In the evening I approached the town of Wolfsburg. Home of Volkswagen’s “bug’ and also a possible source of new shoes. As my cycling shoes approach 10,000 miles of use no amount of super glue will hold them together and with 2,500 miles to go. Its risky not to replace them before I leave Germany and Wolfsburg is the last major town that I will pass by.

Arriving late at the town’s busy campsite I know that the day’s adventures are not quite over. The campsite owner, a lady in her sixties, greets me with contempt as another cash paying punter arrives.

“Scheisse,” She mutters as she looks at her computer screen shaking her head.

I pay 10 Euros, show my passport and follow her on her bike past campervans and caravans. We pass a shipping container which has been converted into toilets and right behind the container she points to a patch of dusty ground.

“Scheisse,” I mutter as I pitch my tent.

Of course, being by the toilet at a busy municipal campsite does mean a lot of people coming and going. I just hoped that, through the night, no one popped into my tent for a scheisse.

Monday, 21st May, 2018

Wolfsburg to Hornburg, 64 miles

Up early, I headed over to the VW factory to look at their two twenty story glass buildings for new cars awaiting collection. The idea being as a proud owner of a VW you could come and watch a robot lift collect your car from one of the storage spots. A bit of a gimmick with a high percentage of empty spots from my view point.

The town too was empty and the supermarkets were shut also. My special trip to Wolfsburg had coincided with the second Monday of Whitsun and of course for Bumble it was closed.

There was a train running though back to the point that I had detoured from the ICT which gave me a great view of the VW factory.

Wolfsburg Station and VW Plant

The station that I got off at was quiet and the day took me along more border patrol paths, and museum piece guard towers and fences. In the late afternoon I arrived at the Marienborn Memorial. With an hour to closing and free entry I entered this large compound which was once a border crossing point.

The main traffic flow ran into Berlin. If, like me, you thought that the East West divide ran down the middle of Germany right through Berlin you’re about to have a ‘bullet’ moment.

Berlin is geographically set way in the East of the country and was divided between the Allies into four sections: USA, Russia, UK and France. This, ultimately, created East and West Berlin which was a model, if you like, for the whole country. The German - German divide is much further to the West.

The border crossing point allowed the passing of Western traffic into Berlin.
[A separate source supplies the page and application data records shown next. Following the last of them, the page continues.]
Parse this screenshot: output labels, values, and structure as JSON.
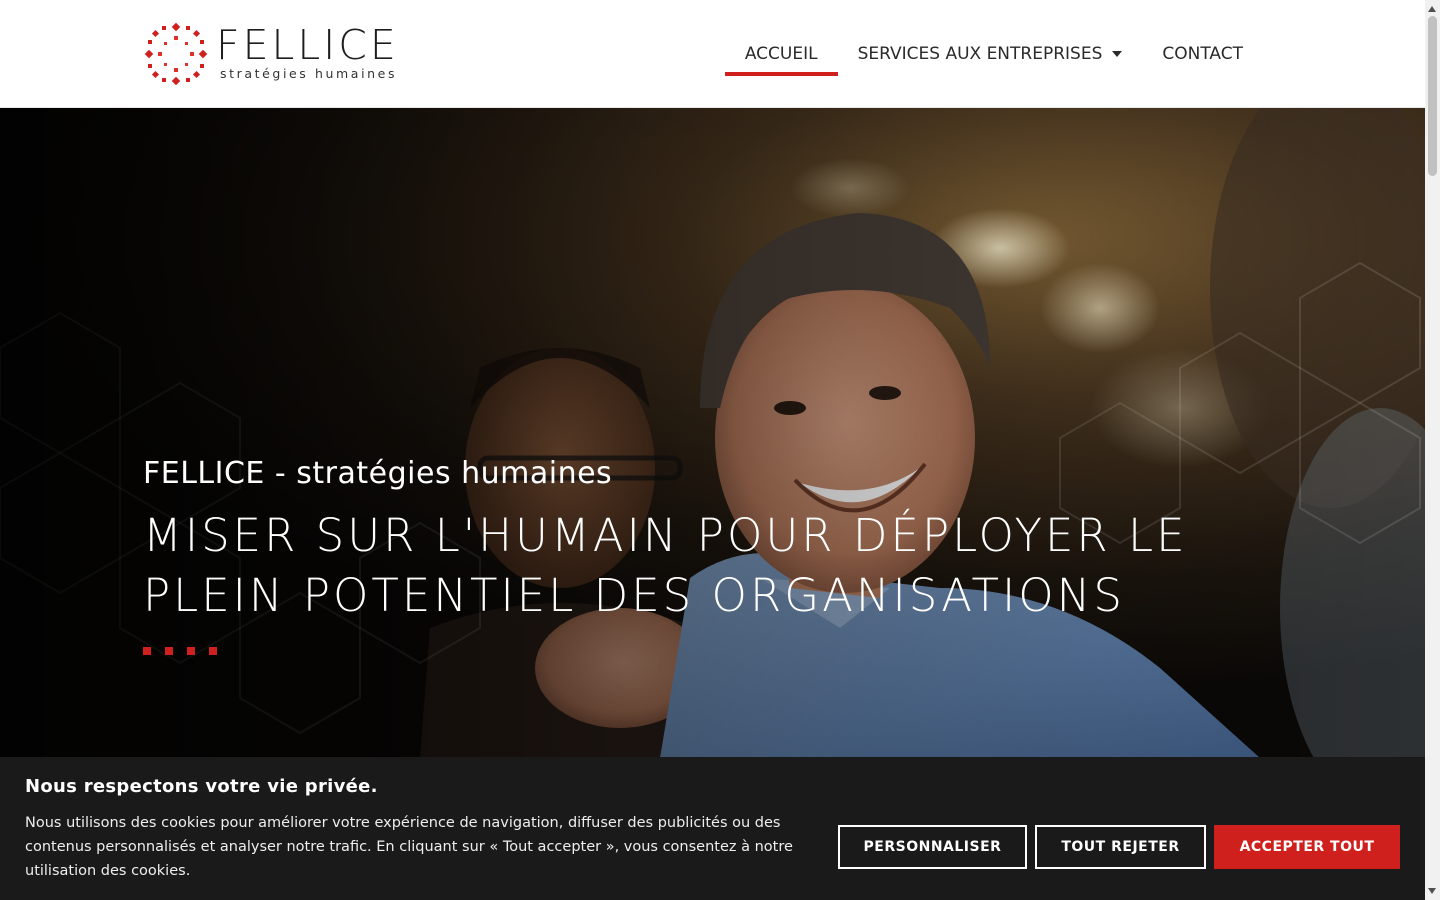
{
  "brand": {
    "name": "FELLICE",
    "tagline": "stratégies humaines",
    "accent_color": "#d0201e"
  },
  "nav": {
    "items": [
      {
        "label": "ACCUEIL",
        "active": true
      },
      {
        "label": "SERVICES AUX ENTREPRISES",
        "has_dropdown": true,
        "icon": "caret-down-icon"
      },
      {
        "label": "CONTACT"
      }
    ]
  },
  "hero": {
    "subtitle": "FELLICE - stratégies humaines",
    "title": "MISER SUR L'HUMAIN POUR DÉPLOYER LE PLEIN POTENTIEL DES ORGANISATIONS",
    "image": "smiling man in blue shirt with colleague, hexagon overlay"
  },
  "cookie": {
    "title": "Nous respectons votre vie privée.",
    "text": "Nous utilisons des cookies pour améliorer votre expérience de navigation, diffuser des publicités ou des contenus personnalisés et analyser notre trafic. En cliquant sur « Tout accepter », vous consentez à notre utilisation des cookies.",
    "buttons": {
      "customize": "PERSONNALISER",
      "reject": "TOUT REJETER",
      "accept": "ACCEPTER TOUT"
    }
  }
}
It also became a smuggling route and the 1,000 GDR employees processing 35 million people during the years '85 to '89 had a hell of a time looking for contraband and escapees.

In one of the portacabin offices there was a recreation of a cavity search, in another a cabinet of contraband goods: chocolate, cigarettes, a Sony Walkman and wait - a Depeche Mode cassette tape.
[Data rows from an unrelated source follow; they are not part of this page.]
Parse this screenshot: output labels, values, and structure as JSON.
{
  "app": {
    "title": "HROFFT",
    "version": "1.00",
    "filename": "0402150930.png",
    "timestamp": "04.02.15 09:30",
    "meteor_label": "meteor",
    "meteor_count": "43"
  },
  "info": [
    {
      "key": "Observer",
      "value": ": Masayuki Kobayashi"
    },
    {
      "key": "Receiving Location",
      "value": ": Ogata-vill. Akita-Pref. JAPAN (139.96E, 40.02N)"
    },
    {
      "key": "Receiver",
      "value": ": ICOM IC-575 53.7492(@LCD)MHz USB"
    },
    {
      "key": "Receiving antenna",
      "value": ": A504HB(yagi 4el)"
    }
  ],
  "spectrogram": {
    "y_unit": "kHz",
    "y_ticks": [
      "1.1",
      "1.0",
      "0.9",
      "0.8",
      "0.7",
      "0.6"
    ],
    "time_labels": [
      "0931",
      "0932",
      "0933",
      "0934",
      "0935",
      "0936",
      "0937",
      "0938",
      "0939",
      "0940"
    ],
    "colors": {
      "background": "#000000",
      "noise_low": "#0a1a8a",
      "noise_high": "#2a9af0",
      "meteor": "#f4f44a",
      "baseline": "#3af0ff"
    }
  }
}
Depeche Mode (who are they?)

I remember Michal the campsite owner from Poland talking about a band called Depeche Mode. I hadn’t heard of them but I remembered my promise to Michal to listen to them on Spotify. I plugged in and switched on their greatest hits and continued with my tour.

There were interrogation rooms, car stripping rooms and vehicle inspection pits, but by the time I had discovered that People were People, that I should Reach out and Touch Faith and get my own Personal Jesus it was time to mount Mrs F and get the funk on.

The villages and country-side began to take on a different feel. Gentle hills and breezes brought field of wind farms and entered Hornburg, my first German Gingerbread village.

I camped on the other side of the town late in the evening and looked upon distant hills and The Brocken, the highest peak of the Harz mountain range.